#### TASK DIRECTIONS
Pull out every line below that contains the word "photo".

--

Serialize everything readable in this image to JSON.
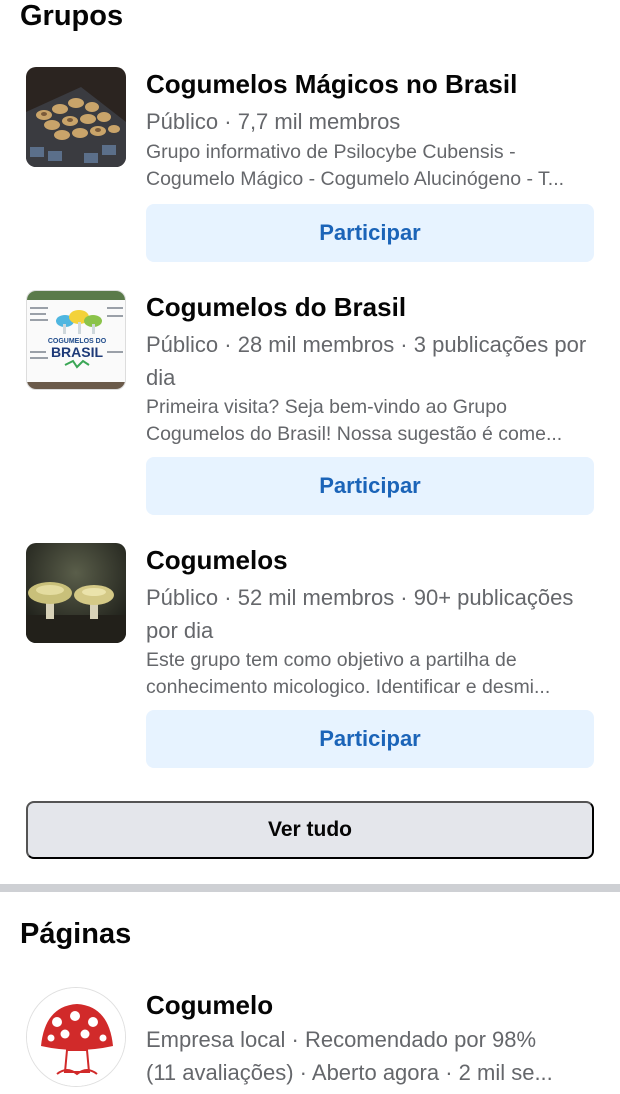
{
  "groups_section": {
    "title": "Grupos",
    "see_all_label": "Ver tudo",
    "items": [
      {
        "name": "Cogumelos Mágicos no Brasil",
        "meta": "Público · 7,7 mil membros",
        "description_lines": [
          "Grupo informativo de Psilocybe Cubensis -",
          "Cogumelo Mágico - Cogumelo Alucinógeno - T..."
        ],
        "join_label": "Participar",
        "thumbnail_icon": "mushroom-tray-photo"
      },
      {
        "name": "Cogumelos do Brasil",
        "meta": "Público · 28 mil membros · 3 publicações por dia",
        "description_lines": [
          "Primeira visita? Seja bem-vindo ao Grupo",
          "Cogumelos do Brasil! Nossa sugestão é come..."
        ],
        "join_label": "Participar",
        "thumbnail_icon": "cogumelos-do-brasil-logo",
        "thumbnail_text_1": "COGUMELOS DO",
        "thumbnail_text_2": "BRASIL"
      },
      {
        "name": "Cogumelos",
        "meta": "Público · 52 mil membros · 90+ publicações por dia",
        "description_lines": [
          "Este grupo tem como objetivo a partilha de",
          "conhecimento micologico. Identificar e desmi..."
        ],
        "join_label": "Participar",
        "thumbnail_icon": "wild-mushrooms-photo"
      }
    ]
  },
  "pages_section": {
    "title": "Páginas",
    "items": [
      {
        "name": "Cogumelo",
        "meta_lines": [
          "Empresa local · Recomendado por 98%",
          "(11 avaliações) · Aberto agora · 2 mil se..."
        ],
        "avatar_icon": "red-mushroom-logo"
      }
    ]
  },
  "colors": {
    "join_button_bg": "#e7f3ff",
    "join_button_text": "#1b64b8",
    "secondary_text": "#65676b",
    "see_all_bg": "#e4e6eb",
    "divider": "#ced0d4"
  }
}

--

#### YOUR RESPONSE
        "thumbnail_icon": "mushroom-tray-photo"
        "thumbnail_icon": "wild-mushrooms-photo"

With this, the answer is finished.